language that we were taught was the
official language of new zealand and it was
english i can’t even understand what they
are saying on the news these days

“Titiro Nan! Titiro! Titiro! Titiroooooo! Look what I got!” 
Bursting through the door, our baby plonks her school bag on the floor. Almost as big as her five-year-old self, she fishes around in it, pulling out a fistful of shiny gold cut-out stars.

this is new zealand not aotearoa

“Look what we made today, Nan! Ngā whetū e pīataata i te rangi e, Nan!”
Concentrating hard, she carefully lays out each of her stars. 
When happy with her arrangement, she whirls around, words tumbling out one after another.

mate they take an inch they will take a mile 
it will not stop until you cannot take it anymore
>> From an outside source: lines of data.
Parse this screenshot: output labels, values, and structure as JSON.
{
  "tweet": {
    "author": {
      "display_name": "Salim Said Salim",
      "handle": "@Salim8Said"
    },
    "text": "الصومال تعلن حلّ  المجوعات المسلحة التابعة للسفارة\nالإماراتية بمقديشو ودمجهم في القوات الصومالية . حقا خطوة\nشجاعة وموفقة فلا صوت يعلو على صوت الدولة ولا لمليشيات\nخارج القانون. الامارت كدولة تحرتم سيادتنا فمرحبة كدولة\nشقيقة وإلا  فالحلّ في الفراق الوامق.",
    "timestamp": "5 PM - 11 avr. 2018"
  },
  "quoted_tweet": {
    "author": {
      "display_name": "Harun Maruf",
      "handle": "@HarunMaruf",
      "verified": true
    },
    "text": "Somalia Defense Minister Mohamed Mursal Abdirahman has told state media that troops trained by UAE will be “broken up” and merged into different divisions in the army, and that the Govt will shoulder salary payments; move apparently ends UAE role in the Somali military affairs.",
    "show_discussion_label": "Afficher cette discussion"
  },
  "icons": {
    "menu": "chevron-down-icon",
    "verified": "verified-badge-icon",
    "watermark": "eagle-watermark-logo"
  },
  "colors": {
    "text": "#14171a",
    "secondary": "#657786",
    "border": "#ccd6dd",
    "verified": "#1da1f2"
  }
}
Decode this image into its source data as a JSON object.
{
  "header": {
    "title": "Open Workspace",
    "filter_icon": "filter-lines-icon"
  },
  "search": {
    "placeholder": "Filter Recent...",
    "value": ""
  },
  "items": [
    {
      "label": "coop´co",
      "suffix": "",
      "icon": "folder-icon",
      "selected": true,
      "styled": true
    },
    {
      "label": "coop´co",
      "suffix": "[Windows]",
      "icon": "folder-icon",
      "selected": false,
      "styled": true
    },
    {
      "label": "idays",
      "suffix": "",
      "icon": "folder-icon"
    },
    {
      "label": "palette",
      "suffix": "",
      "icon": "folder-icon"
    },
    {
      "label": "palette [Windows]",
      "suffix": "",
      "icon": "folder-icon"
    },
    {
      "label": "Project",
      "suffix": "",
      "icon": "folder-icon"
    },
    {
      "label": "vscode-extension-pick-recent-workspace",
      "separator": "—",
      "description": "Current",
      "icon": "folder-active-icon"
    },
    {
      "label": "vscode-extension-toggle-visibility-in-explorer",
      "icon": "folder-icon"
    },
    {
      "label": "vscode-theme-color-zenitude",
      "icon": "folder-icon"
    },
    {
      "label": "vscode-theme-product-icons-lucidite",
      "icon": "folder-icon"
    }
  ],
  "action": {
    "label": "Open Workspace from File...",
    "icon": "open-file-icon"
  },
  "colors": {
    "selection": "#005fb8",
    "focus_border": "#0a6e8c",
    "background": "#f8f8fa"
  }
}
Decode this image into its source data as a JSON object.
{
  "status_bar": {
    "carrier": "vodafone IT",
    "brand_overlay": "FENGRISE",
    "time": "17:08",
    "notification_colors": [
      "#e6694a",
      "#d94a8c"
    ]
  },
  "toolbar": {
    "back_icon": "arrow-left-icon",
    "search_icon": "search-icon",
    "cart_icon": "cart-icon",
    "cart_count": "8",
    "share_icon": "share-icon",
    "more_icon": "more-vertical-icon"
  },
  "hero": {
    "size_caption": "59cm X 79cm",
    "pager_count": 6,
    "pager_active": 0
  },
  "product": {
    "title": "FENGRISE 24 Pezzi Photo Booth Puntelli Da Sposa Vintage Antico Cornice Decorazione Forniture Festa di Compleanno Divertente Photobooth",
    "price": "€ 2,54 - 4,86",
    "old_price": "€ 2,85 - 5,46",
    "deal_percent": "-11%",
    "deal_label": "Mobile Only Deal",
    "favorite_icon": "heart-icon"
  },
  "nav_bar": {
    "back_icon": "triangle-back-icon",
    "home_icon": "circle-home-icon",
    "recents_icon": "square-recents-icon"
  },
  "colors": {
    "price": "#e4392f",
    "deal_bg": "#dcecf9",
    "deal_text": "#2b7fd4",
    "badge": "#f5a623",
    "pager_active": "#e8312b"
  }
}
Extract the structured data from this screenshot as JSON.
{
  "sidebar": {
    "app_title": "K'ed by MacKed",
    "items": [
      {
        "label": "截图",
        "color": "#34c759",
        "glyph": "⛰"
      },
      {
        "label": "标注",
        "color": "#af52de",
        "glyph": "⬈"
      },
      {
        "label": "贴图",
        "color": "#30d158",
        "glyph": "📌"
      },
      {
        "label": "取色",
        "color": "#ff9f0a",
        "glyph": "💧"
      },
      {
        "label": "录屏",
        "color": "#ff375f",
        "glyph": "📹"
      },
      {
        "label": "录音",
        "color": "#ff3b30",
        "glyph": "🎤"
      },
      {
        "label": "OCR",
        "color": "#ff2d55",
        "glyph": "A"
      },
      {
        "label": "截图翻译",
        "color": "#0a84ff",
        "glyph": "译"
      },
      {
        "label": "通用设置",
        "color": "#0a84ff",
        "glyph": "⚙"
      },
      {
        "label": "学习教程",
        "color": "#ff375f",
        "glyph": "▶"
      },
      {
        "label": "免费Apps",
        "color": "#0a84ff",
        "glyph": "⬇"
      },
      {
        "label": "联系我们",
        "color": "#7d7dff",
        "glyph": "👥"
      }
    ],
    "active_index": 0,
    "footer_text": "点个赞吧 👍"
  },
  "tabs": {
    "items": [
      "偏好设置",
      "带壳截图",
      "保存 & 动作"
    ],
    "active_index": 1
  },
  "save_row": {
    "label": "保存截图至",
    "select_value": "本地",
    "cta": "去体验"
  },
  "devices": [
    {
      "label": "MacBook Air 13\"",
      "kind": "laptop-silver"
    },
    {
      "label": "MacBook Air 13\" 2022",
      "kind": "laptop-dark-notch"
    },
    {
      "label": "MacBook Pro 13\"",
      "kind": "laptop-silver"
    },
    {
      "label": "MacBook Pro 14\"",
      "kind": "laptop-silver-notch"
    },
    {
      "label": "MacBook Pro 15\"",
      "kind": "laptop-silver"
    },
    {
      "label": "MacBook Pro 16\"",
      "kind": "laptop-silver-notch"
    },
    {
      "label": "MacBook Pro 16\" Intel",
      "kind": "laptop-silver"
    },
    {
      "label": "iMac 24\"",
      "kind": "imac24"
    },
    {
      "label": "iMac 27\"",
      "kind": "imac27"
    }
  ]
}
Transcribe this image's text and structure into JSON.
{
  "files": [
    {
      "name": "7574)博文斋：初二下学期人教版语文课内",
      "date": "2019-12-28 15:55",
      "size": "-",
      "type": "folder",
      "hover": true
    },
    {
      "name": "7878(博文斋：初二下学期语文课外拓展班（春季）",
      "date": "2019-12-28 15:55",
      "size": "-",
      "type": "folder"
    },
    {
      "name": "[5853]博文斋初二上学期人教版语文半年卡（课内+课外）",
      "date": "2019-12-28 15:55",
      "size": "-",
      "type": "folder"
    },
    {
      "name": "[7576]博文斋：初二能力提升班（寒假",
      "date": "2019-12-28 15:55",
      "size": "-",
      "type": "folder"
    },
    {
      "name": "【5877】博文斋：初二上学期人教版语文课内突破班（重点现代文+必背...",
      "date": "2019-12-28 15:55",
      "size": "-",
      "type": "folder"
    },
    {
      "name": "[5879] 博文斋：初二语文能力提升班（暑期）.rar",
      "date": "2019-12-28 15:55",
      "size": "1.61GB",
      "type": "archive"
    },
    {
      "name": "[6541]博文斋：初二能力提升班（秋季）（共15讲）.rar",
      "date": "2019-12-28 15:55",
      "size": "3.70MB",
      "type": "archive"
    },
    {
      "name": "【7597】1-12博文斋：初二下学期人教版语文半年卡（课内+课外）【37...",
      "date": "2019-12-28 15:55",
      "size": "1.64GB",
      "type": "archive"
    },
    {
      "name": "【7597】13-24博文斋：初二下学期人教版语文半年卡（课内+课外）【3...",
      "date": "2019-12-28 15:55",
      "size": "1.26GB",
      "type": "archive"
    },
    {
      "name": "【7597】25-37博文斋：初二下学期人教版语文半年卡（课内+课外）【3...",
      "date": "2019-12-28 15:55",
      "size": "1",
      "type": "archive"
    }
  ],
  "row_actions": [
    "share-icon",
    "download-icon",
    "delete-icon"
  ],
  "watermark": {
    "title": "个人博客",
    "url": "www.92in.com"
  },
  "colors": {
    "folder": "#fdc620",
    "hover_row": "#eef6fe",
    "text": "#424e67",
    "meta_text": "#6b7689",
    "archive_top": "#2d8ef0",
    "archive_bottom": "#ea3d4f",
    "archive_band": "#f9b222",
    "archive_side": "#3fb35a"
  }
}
Pointing, “Nan, this one is Waipuna-ā-rangi. She watches the sky and rain! 
And Ururangi, he looks after all the winds that go whooshing around.
And Tupu-ā-rangi, everything that is up in the trees. The fruits and berries and all the manu up there, Nan!”
Still pointing, “And this one, she’s Tupu-ā-nuku! She looks after things in the ground that make us strong.” Quietly, “She is the one Koro would have liked the most.”

ever seen a maori calendar? neither have i

Still going, “Nan, this is Waitī! That’s all the creatures in our awa and roto, Nan. 
And Waitā, the salty water things, the yummy stuff from the moana, Nan!”
She picks up one of the stars and goes to hand it to me. 

“This one Nan, she’s just for you – Hiwa-i-te-rangi! You wish on her, Nan!”
“Or maybe this one is for you, Nan? Matariki, the Māmā to them all!”
Looking at the floor she points to her last remaining star. 

what about public holidays in
remembrance of people like captain cook and abel tasman? 
the founders of this country

“Who are you? Ah,” she says, “I remember now. It’s Pōhutukawa, Nan.
She remembers all those who have gone this year, Nan. You know, like Koro and Aunty.”

Taking her hand in mine, we walk down the hall to her room. The door is closed. 
“Close your eyes,” I tell her. 
She squeezes them tight. 
“Keep them closed. No peeking,” I say, pulling her into the room, and clicking the door shut behind us. 
Surrounded by the twinkling of a thousand lights. 
My own eyes, without hesitation, hurled far out into the heavens.

E kore au e ngaro
he kākano i ruia mai i Rangiātea

“Titiro my baby, Titiro.”

Michelle Levy (Waikato, Ngāti Mahuta) lives in Whāingaroa/Raglan, where she is a writer-poet-artist-photographer-researcher. She wrote this story as a way of remembering this historic moment in time for Aotearoa, a moment from which there can be no going back.

Join the discussion